→ Exercise aim: From first line to last, output the records below exactly.

→ Items from a data source:
== Segment start ==

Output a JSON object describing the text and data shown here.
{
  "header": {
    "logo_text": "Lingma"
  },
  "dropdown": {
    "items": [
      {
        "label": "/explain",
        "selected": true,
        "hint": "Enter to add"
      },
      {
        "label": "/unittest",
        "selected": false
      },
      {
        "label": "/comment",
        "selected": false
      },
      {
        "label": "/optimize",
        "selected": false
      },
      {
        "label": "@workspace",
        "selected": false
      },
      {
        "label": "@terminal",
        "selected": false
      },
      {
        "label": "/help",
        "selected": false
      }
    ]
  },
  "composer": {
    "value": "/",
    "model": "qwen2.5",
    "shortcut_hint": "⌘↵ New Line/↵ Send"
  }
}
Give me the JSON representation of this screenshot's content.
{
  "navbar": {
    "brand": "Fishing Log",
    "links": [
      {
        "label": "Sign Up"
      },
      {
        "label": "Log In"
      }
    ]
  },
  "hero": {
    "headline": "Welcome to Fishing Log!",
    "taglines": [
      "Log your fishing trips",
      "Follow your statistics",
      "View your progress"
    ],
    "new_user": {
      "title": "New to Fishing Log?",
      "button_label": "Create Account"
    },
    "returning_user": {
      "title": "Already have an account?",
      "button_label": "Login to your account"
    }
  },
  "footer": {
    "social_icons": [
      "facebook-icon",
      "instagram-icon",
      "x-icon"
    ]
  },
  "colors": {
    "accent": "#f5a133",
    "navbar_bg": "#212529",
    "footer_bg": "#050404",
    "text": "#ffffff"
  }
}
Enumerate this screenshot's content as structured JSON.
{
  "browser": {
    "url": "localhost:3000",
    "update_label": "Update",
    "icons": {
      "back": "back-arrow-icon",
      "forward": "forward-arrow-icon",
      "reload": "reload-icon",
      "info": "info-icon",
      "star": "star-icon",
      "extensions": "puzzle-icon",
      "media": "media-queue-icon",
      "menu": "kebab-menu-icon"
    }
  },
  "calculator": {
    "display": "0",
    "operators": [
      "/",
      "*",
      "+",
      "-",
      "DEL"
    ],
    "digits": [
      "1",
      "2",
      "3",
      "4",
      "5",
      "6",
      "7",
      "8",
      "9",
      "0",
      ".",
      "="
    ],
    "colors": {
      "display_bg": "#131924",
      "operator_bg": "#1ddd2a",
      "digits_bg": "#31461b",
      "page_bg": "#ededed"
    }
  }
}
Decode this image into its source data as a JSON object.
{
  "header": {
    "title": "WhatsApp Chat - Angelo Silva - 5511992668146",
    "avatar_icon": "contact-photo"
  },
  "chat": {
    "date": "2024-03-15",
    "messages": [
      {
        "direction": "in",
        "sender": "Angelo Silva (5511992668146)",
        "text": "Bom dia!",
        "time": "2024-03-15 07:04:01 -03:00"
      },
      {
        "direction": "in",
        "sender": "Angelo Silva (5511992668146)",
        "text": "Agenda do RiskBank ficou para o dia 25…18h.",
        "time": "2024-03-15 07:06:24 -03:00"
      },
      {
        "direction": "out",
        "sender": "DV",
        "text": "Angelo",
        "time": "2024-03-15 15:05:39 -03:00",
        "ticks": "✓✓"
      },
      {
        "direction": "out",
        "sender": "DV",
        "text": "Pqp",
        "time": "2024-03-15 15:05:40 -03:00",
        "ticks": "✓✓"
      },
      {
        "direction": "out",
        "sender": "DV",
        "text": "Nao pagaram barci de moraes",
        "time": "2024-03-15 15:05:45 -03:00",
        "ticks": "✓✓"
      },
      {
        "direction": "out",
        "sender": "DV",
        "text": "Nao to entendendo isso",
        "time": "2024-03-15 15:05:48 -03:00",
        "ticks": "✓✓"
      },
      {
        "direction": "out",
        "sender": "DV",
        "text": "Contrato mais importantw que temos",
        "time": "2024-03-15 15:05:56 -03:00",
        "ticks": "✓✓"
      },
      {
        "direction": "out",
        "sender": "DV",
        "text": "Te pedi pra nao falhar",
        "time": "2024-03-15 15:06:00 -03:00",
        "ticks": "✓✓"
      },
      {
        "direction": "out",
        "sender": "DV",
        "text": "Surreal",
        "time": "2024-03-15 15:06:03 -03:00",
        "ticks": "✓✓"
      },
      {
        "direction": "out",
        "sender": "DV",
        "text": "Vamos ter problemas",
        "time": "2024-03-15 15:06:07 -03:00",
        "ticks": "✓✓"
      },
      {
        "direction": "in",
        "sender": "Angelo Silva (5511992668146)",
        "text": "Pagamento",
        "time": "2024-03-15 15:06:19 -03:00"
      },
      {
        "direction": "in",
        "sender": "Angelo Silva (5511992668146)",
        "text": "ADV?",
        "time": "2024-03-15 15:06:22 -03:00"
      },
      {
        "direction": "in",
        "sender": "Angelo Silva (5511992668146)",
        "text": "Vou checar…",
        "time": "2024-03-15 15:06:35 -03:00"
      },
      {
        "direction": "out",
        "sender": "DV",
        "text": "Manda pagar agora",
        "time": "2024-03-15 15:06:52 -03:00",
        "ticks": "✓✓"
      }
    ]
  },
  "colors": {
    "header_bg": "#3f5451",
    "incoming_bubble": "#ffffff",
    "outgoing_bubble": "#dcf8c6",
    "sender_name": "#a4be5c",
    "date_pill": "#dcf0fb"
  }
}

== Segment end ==

→ Written reply:
Output a JSON object describing the text and data shown here.
{
  "header": {
    "logo_text": "Lingma"
  },
  "dropdown": {
    "items": [
      {
        "label": "/explain",
        "selected": true,
        "hint": "Enter to add"
      },
      {
        "label": "/unittest",
        "selected": false
      },
      {
        "label": "/comment",
        "selected": false
      },
      {
        "label": "/optimize",
        "selected": false
      },
      {
        "label": "@workspace",
        "selected": false
      },
      {
        "label": "@terminal",
        "selected": false
      },
      {
        "label": "/help",
        "selected": false
      }
    ]
  },
  "composer": {
    "value": "/",
    "model": "qwen2.5",
    "shortcut_hint": "⌘↵ New Line/↵ Send"
  }
}
Give me the JSON representation of this screenshot's content.
{
  "navbar": {
    "brand": "Fishing Log",
    "links": [
      {
        "label": "Sign Up"
      },
      {
        "label": "Log In"
      }
    ]
  },
  "hero": {
    "headline": "Welcome to Fishing Log!",
    "taglines": [
      "Log your fishing trips",
      "Follow your statistics",
      "View your progress"
    ],
    "new_user": {
      "title": "New to Fishing Log?",
      "button_label": "Create Account"
    },
    "returning_user": {
      "title": "Already have an account?",
      "button_label": "Login to your account"
    }
  },
  "footer": {
    "social_icons": [
      "facebook-icon",
      "instagram-icon",
      "x-icon"
    ]
  },
  "colors": {
    "accent": "#f5a133",
    "navbar_bg": "#212529",
    "footer_bg": "#050404",
    "text": "#ffffff"
  }
}
Enumerate this screenshot's content as structured JSON.
{
  "browser": {
    "url": "localhost:3000",
    "update_label": "Update",
    "icons": {
      "back": "back-arrow-icon",
      "forward": "forward-arrow-icon",
      "reload": "reload-icon",
      "info": "info-icon",
      "star": "star-icon",
      "extensions": "puzzle-icon",
      "media": "media-queue-icon",
      "menu": "kebab-menu-icon"
    }
  },
  "calculator": {
    "display": "0",
    "operators": [
      "/",
      "*",
      "+",
      "-",
      "DEL"
    ],
    "digits": [
      "1",
      "2",
      "3",
      "4",
      "5",
      "6",
      "7",
      "8",
      "9",
      "0",
      ".",
      "="
    ],
    "colors": {
      "display_bg": "#131924",
      "operator_bg": "#1ddd2a",
      "digits_bg": "#31461b",
      "page_bg": "#ededed"
    }
  }
}
Decode this image into its source data as a JSON object.
{
  "header": {
    "title": "WhatsApp Chat - Angelo Silva - 5511992668146",
    "avatar_icon": "contact-photo"
  },
  "chat": {
    "date": "2024-03-15",
    "messages": [
      {
        "direction": "in",
        "sender": "Angelo Silva (5511992668146)",
        "text": "Bom dia!",
        "time": "2024-03-15 07:04:01 -03:00"
      },
      {
        "direction": "in",
        "sender": "Angelo Silva (5511992668146)",
        "text": "Agenda do RiskBank ficou para o dia 25…18h.",
        "time": "2024-03-15 07:06:24 -03:00"
      },
      {
        "direction": "out",
        "sender": "DV",
        "text": "Angelo",
        "time": "2024-03-15 15:05:39 -03:00",
        "ticks": "✓✓"
      },
      {
        "direction": "out",
        "sender": "DV",
        "text": "Pqp",
        "time": "2024-03-15 15:05:40 -03:00",
        "ticks": "✓✓"
      },
      {
        "direction": "out",
        "sender": "DV",
        "text": "Nao pagaram barci de moraes",
        "time": "2024-03-15 15:05:45 -03:00",
        "ticks": "✓✓"
      },
      {
        "direction": "out",
        "sender": "DV",
        "text": "Nao to entendendo isso",
        "time": "2024-03-15 15:05:48 -03:00",
        "ticks": "✓✓"
      },
      {
        "direction": "out",
        "sender": "DV",
        "text": "Contrato mais importantw que temos",
        "time": "2024-03-15 15:05:56 -03:00",
        "ticks": "✓✓"
      },
      {
        "direction": "out",
        "sender": "DV",
        "text": "Te pedi pra nao falhar",
        "time": "2024-03-15 15:06:00 -03:00",
        "ticks": "✓✓"
      },
      {
        "direction": "out",
        "sender": "DV",
        "text": "Surreal",
        "time": "2024-03-15 15:06:03 -03:00",
        "ticks": "✓✓"
      },
      {
        "direction": "out",
        "sender": "DV",
        "text": "Vamos ter problemas",
        "time": "2024-03-15 15:06:07 -03:00",
        "ticks": "✓✓"
      },
      {
        "direction": "in",
        "sender": "Angelo Silva (5511992668146)",
        "text": "Pagamento",
        "time": "2024-03-15 15:06:19 -03:00"
      },
      {
        "direction": "in",
        "sender": "Angelo Silva (5511992668146)",
        "text": "ADV?",
        "time": "2024-03-15 15:06:22 -03:00"
      },
      {
        "direction": "in",
        "sender": "Angelo Silva (5511992668146)",
        "text": "Vou checar…",
        "time": "2024-03-15 15:06:35 -03:00"
      },
      {
        "direction": "out",
        "sender": "DV",
        "text": "Manda pagar agora",
        "time": "2024-03-15 15:06:52 -03:00",
        "ticks": "✓✓"
      }
    ]
  },
  "colors": {
    "header_bg": "#3f5451",
    "incoming_bubble": "#ffffff",
    "outgoing_bubble": "#dcf8c6",
    "sender_name": "#a4be5c",
    "date_pill": "#dcf0fb"
  }
}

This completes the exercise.